Please give an assurance that you will not attempt to change the examination system in Mathematics. The current timetable for the academic year functions pretty well: 12 weeks of teaching, revision period, exams – both in the autumn and spring terms - and we want to continue that.

Where schools believe that examining twice a year is the best way to do things, I’m not suggesting we don’t do that. But we need to make sure we provide an appropriate volume of exams, and we examine appropriately; having open-book exams is another way of doing things. Secondly, the length of time that we spend on exams in the winter means that our academic year is just too long. Having a shorter period of exams in the winter will be better for the students and will give us more time for research in the summer.

External and community engagement

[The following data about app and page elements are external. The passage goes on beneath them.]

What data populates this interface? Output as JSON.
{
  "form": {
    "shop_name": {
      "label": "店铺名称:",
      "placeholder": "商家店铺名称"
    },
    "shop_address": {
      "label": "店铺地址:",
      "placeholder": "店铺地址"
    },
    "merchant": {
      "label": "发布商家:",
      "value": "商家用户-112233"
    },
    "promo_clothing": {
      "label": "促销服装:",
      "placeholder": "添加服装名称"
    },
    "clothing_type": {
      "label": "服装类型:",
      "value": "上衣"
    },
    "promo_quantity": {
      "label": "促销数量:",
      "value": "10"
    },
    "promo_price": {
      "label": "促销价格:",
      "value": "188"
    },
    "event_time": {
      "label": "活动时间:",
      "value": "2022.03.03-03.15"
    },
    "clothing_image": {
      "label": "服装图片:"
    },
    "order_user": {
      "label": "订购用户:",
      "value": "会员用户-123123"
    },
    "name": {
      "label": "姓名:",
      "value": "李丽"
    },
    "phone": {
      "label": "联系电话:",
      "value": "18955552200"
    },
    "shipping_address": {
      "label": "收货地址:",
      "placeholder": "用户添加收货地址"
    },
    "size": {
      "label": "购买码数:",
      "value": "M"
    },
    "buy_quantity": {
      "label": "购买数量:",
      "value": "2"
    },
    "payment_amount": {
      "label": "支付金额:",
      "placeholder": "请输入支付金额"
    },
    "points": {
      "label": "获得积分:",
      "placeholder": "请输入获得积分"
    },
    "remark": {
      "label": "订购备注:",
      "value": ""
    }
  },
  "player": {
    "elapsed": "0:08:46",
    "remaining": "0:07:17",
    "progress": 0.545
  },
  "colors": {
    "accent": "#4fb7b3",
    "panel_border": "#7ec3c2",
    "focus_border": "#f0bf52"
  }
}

Has Sussex tapped into the Greater Brighton strategy? What are its plans for working with the local authorities around the Sussex area?

I meet regularly with both officers and elected councillors from Brighton and Hove and from East Sussex County Council and also with a range of other local bodies (such as the Chamber of Commerce).  We are working closely with the University of Brighton around developing a joint approach to working with local government to ensure that we can make a strong contribution.

Prof Michael Davies, our Pro-Vice-Chancellor (Research), sits on the Greater Brighton Economic Board, which was set up in 2014 as a partnership between local authorities in Brighton and Hove, Worthing, Adur, Mid Sussex and Lewes. One of the key projects in the Greater Brighton City Region to receive government funding over the coming year is the £5.5million Sussex Bio-Innovation Centre, which will be part of our new Life Sciences building on campus.

It’s great to hear that the University is keen to work with the local communities. From what is listed on the website of the Sussex Community Festival, the emphasis is put much on "business" and what academics can "offer" to the local communities. Will the University consider forging more equal and fluid partnerships with the local communities and addressing existing and emerging "real-world" issues that are not "business" in nature?

Discussions in recent months as part of the development our new strategy have shown that staff and students are keen for the University to engage even more closely with the community and the wider region. The conversations have demonstrated a wish for us to play more of a part to help locally - for example in partnership with charities, social enterprises and so on. We are keen to maintain and develop our links with the city of Brighton and Hove and the south-east region, and we are conscious of our social, economic and cultural responsibilities in the local area. The survey of volunteering activities by staff that we will be launching in July will help us to identify new opportunities for networking with charities and community partners. 

Politics and world affairs

What is the naughtiest thing you've ever done? Please don't say it has anything to do with fields of wheat!

I’m invoking the 5th Amendment on this, I’m afraid.